A former New York state Senate leader and his son were convicted on Tuesday of extortion, wire fraud and bribery charges that they pressured businesses to give the son no-show jobs or else risk losing the powerful Republican's political support.
A jury in federal court in Manhattan deliberated over the course of four days before reaching the verdict at the trial of Dean Skelos and his son, Adam, in a case that cast a harsh light on corruption in Albany.
Prosecutors had told jurors that the father and son were "partners in crime" who showed such blatant disregard for conflicts of interest that they broke the law. They accused the pair of extorting roughly $300,000 in payments from wealthy business executives who were dependent on the Long Island senator's backing on legislation benefiting their financial interests.

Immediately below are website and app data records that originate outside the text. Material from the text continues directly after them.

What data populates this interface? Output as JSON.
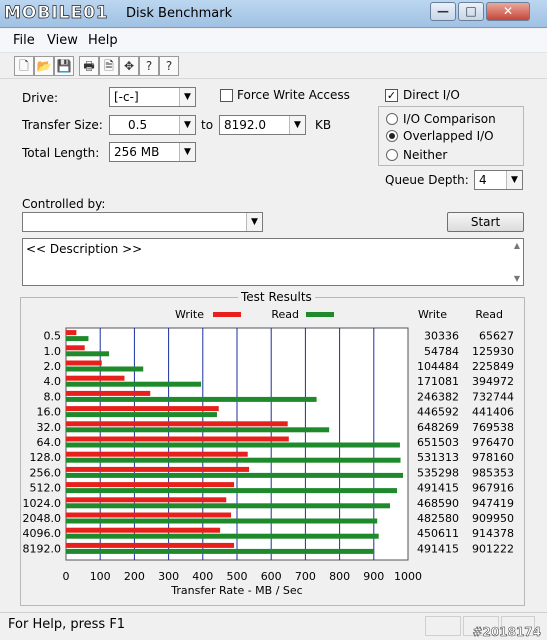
{
  "window": {
    "watermark_logo": "MOBILE01",
    "title": "Disk Benchmark",
    "minimize_label": "—",
    "maximize_label": "□",
    "close_label": "✕"
  },
  "menu": [
    "File",
    "View",
    "Help"
  ],
  "toolbar_icons": [
    "new-icon",
    "open-icon",
    "save-icon",
    "print-icon",
    "print-preview-icon",
    "move-icon",
    "help-icon",
    "context-help-icon"
  ],
  "toolbar_glyphs": [
    "🗋",
    "📂",
    "💾",
    "🖶",
    "🗎",
    "✥",
    "?",
    "?"
  ],
  "form": {
    "drive_label": "Drive:",
    "drive_value": "[-c-]",
    "force_write_label": "Force Write Access",
    "force_write_checked": false,
    "direct_io_label": "Direct I/O",
    "direct_io_checked": true,
    "transfer_size_label": "Transfer Size:",
    "transfer_from": "0.5",
    "to_label": "to",
    "transfer_to": "8192.0",
    "kb_label": "KB",
    "total_length_label": "Total Length:",
    "total_length_value": "256 MB",
    "io_comparison_label": "I/O Comparison",
    "overlapped_io_label": "Overlapped I/O",
    "neither_label": "Neither",
    "selected_mode": "Overlapped I/O",
    "queue_depth_label": "Queue Depth:",
    "queue_depth_value": "4",
    "controlled_by_label": "Controlled by:",
    "controlled_by_value": "",
    "start_label": "Start",
    "description_text": "<< Description >>"
  },
  "results_title": "Test Results",
  "chart_data": {
    "type": "bar",
    "orientation": "horizontal",
    "categories": [
      "0.5",
      "1.0",
      "2.0",
      "4.0",
      "8.0",
      "16.0",
      "32.0",
      "64.0",
      "128.0",
      "256.0",
      "512.0",
      "1024.0",
      "2048.0",
      "4096.0",
      "8192.0"
    ],
    "series": [
      {
        "name": "Write",
        "color": "#e8201c",
        "values": [
          30336,
          54784,
          104484,
          171081,
          246382,
          446592,
          648269,
          651503,
          531313,
          535298,
          491415,
          468590,
          482580,
          450611,
          491415
        ]
      },
      {
        "name": "Read",
        "color": "#1f8a2b",
        "values": [
          65627,
          125930,
          225849,
          394972,
          732744,
          441406,
          769538,
          976470,
          978160,
          985353,
          967916,
          947419,
          909950,
          914378,
          901222
        ]
      }
    ],
    "column_headers": [
      "Write",
      "Read"
    ],
    "xticks": [
      "0",
      "100",
      "200",
      "300",
      "400",
      "500",
      "600",
      "700",
      "800",
      "900",
      "1000"
    ],
    "xlim": [
      0,
      1000
    ],
    "xlabel": "Transfer Rate - MB / Sec",
    "legend": "top-center",
    "grid": true
  },
  "status": {
    "text": "For Help, press F1",
    "watermark": "#2018174"
  }
}
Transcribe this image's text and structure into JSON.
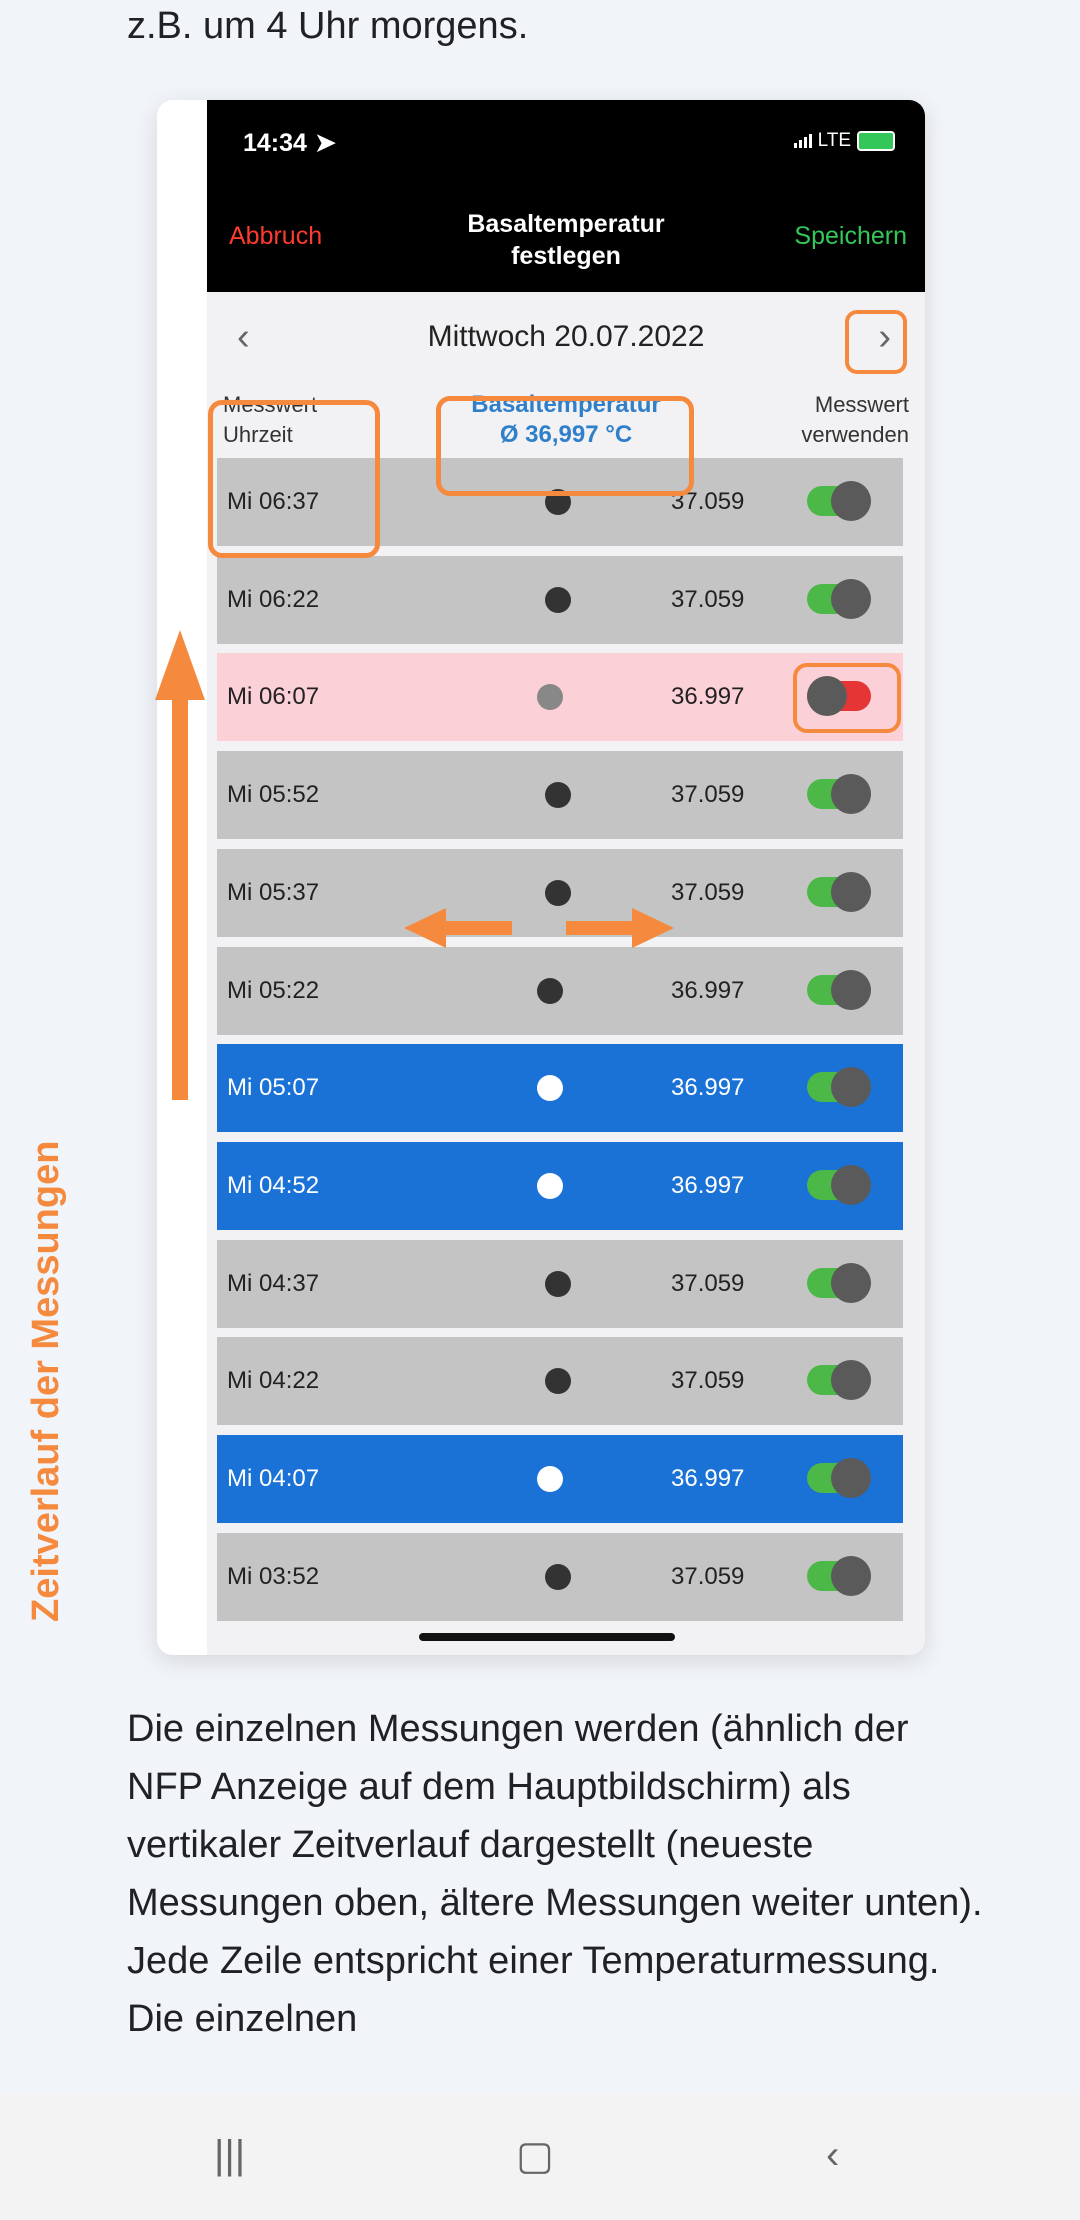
{
  "article": {
    "top_text": "z.B. um 4 Uhr morgens.",
    "body_text": "Die einzelnen Messungen werden (ähnlich der NFP Anzeige auf dem Hauptbildschirm) als vertikaler Zeitverlauf dargestellt (neueste Messungen oben, ältere Messungen weiter unten). Jede Zeile entspricht einer Temperaturmessung. Die einzelnen"
  },
  "annotation": {
    "side_label": "Zeitverlauf der Messungen"
  },
  "status_bar": {
    "time": "14:34",
    "network": "LTE"
  },
  "nav": {
    "cancel": "Abbruch",
    "title_line1": "Basaltemperatur",
    "title_line2": "festlegen",
    "save": "Speichern"
  },
  "date_bar": {
    "date": "Mittwoch 20.07.2022"
  },
  "headers": {
    "time_line1": "Messwert",
    "time_line2": "Uhrzeit",
    "basal_line1": "Basaltemperatur",
    "basal_line2": "Ø 36,997 °C",
    "use_line1": "Messwert",
    "use_line2": "verwenden"
  },
  "rows": [
    {
      "time": "Mi 06:37",
      "value": "37.059",
      "style": "gray",
      "on": true
    },
    {
      "time": "Mi 06:22",
      "value": "37.059",
      "style": "gray",
      "on": true
    },
    {
      "time": "Mi 06:07",
      "value": "36.997",
      "style": "pink",
      "on": false
    },
    {
      "time": "Mi 05:52",
      "value": "37.059",
      "style": "gray",
      "on": true
    },
    {
      "time": "Mi 05:37",
      "value": "37.059",
      "style": "gray",
      "on": true
    },
    {
      "time": "Mi 05:22",
      "value": "36.997",
      "style": "gray",
      "on": true
    },
    {
      "time": "Mi 05:07",
      "value": "36.997",
      "style": "blue",
      "on": true
    },
    {
      "time": "Mi 04:52",
      "value": "36.997",
      "style": "blue",
      "on": true
    },
    {
      "time": "Mi 04:37",
      "value": "37.059",
      "style": "gray",
      "on": true
    },
    {
      "time": "Mi 04:22",
      "value": "37.059",
      "style": "gray",
      "on": true
    },
    {
      "time": "Mi 04:07",
      "value": "36.997",
      "style": "blue",
      "on": true
    },
    {
      "time": "Mi 03:52",
      "value": "37.059",
      "style": "gray",
      "on": true
    }
  ],
  "colors": {
    "annotation": "#f58a3f",
    "highlight_blue": "#1b72d6",
    "excluded_pink": "#fbd0d6",
    "toggle_on": "#4cb848",
    "toggle_off": "#e63535"
  }
}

The companies felt "constant pressure from Dean Skelos — the fear he would punish them by using his official power if they didn't pay up," Assistant U.S. Attorney Thomas McKay said in closing arguments. "They were the targets of the Skelos family shakedown."
The evidence included a wiretap recording of a phone call in 2014 in which Skelos boasted to his son that in his position as Senate leader he would "control everything," including which bills would come to the floor for a vote.
"Everybody's going to know who calls the shots, Adam," he said. "Believe me."
The defense sought to portray the elder Skelos as a doting father who was merely trying to look out for a son struggling to find employment and pay for a $675,000 home. His lawyers argued there was no evidence that the ex-senator took any official action for the businessmen.
Skelos, 70, testified in his own defense, claiming there was never a quid-pro-quo expected when he reached out on behalf of Adam.
"I didn't see a problem with it," he said. "I asked a lot of people to help my son."